Page and application data records:
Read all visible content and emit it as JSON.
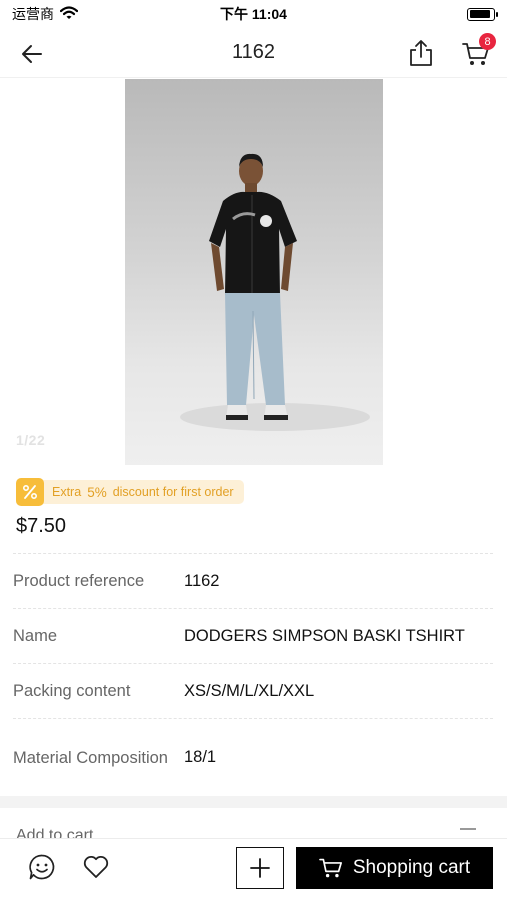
{
  "status_bar": {
    "carrier": "运营商",
    "time": "下午 11:04",
    "battery_level": 0.9
  },
  "nav": {
    "title": "1162",
    "cart_count": "8"
  },
  "gallery": {
    "counter": "1/22"
  },
  "promo": {
    "prefix": "Extra",
    "percent": "5%",
    "suffix": "discount for first order"
  },
  "price": "$7.50",
  "attributes": [
    {
      "label": "Product reference",
      "value": "1162"
    },
    {
      "label": "Name",
      "value": "DODGERS SIMPSON BASKI TSHIRT"
    },
    {
      "label": "Packing content",
      "value": "XS/S/M/L/XL/XXL"
    },
    {
      "label": "Material Composition",
      "value": "18/1"
    }
  ],
  "next_section": {
    "label": "Add to cart"
  },
  "bottom_bar": {
    "cart_label": "Shopping cart"
  },
  "colors": {
    "accent": "#e8253f",
    "promo": "#f7bd3a",
    "promo_bg": "#fdf0d7",
    "primary_button": "#000000"
  }
}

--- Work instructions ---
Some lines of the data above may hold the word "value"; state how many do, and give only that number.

--- Result of this exercise ---
4